(Recorded data)
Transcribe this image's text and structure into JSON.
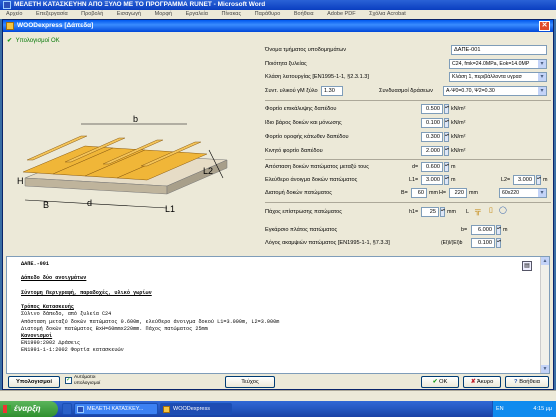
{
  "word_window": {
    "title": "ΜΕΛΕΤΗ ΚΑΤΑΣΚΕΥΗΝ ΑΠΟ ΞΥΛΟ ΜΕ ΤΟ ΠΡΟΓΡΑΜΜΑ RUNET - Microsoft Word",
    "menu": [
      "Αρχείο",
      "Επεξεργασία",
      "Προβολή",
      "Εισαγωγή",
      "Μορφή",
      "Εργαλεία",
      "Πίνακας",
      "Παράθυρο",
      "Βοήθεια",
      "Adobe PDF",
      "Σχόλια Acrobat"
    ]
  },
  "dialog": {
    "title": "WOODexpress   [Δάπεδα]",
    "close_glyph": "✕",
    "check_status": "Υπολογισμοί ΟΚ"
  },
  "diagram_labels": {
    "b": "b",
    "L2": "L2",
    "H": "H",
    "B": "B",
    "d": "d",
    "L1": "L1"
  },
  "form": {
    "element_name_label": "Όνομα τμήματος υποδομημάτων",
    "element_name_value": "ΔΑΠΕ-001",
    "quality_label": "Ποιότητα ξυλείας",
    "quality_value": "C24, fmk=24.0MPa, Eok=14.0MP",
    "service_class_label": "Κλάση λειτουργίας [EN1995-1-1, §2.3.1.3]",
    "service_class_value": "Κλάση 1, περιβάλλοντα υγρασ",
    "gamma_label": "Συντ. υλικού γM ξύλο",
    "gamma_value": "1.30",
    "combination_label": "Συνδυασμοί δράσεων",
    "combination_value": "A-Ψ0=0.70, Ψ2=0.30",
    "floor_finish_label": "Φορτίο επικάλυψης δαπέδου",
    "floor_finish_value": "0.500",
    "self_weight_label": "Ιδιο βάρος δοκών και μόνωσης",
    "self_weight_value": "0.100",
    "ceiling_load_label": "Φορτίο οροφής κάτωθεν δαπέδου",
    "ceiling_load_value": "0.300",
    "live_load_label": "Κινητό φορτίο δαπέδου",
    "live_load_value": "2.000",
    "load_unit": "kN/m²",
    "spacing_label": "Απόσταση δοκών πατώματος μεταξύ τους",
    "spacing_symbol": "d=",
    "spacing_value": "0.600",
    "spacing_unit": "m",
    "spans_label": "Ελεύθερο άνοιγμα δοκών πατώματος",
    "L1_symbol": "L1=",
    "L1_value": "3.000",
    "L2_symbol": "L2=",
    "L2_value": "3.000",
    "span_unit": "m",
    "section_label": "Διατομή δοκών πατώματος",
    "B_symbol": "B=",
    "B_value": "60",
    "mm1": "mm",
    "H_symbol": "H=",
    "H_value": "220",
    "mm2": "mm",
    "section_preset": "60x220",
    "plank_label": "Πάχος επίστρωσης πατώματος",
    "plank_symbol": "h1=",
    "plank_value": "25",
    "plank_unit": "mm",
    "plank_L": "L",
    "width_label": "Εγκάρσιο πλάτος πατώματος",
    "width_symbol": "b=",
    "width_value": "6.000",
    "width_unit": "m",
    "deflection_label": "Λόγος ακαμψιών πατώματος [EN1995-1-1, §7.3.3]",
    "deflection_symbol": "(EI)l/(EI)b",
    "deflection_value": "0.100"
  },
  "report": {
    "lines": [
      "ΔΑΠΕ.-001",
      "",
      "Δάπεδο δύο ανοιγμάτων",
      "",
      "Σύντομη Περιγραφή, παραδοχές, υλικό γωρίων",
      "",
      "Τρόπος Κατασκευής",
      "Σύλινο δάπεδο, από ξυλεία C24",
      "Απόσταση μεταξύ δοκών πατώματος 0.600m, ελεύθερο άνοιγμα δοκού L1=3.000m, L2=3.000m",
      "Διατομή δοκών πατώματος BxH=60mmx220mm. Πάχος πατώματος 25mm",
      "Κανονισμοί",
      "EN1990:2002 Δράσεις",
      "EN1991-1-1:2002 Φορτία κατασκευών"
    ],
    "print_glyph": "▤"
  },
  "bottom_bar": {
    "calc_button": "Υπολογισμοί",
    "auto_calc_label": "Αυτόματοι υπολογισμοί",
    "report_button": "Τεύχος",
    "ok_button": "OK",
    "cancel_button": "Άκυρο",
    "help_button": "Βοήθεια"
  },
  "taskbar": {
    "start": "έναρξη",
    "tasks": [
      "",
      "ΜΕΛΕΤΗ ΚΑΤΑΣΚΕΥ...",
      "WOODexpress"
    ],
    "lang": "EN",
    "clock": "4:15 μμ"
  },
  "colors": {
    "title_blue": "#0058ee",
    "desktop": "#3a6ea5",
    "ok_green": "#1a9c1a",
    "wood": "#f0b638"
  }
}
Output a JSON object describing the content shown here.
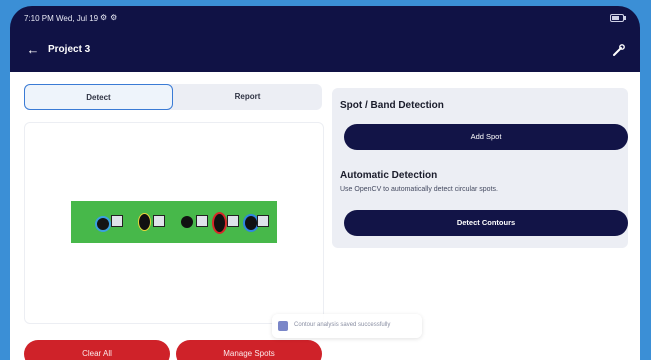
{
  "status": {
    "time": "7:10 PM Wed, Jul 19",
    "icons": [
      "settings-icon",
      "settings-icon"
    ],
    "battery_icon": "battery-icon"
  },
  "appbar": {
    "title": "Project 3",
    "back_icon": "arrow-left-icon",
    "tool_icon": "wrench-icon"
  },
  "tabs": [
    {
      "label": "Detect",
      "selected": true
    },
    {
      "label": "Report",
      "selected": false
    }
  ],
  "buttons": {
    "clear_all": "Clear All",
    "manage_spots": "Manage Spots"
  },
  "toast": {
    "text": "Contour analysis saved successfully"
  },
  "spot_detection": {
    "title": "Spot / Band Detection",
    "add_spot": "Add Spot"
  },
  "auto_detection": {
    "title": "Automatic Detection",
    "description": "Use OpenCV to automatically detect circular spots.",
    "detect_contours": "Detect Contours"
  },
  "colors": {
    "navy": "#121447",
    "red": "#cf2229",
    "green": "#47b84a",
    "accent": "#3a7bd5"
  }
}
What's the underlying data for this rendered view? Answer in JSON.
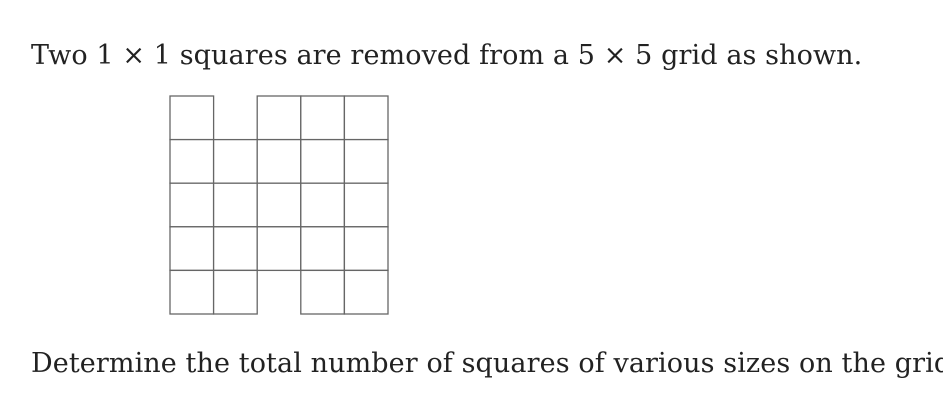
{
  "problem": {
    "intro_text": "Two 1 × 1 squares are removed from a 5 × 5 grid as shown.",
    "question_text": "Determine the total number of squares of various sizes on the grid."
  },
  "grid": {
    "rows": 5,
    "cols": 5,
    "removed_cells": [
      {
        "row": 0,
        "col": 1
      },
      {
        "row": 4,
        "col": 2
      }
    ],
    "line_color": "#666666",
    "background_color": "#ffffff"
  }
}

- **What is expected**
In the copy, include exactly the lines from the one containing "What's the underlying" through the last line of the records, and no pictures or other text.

- **Output for this task**
What's the underlying data for this rendered view? Answer in JSON.
{
  "problem": {
    "intro_text": "Two 1 × 1 squares are removed from a 5 × 5 grid as shown.",
    "question_text": "Determine the total number of squares of various sizes on the grid."
  },
  "grid": {
    "rows": 5,
    "cols": 5,
    "removed_cells": [
      {
        "row": 0,
        "col": 1
      },
      {
        "row": 4,
        "col": 2
      }
    ],
    "line_color": "#666666",
    "background_color": "#ffffff"
  }
}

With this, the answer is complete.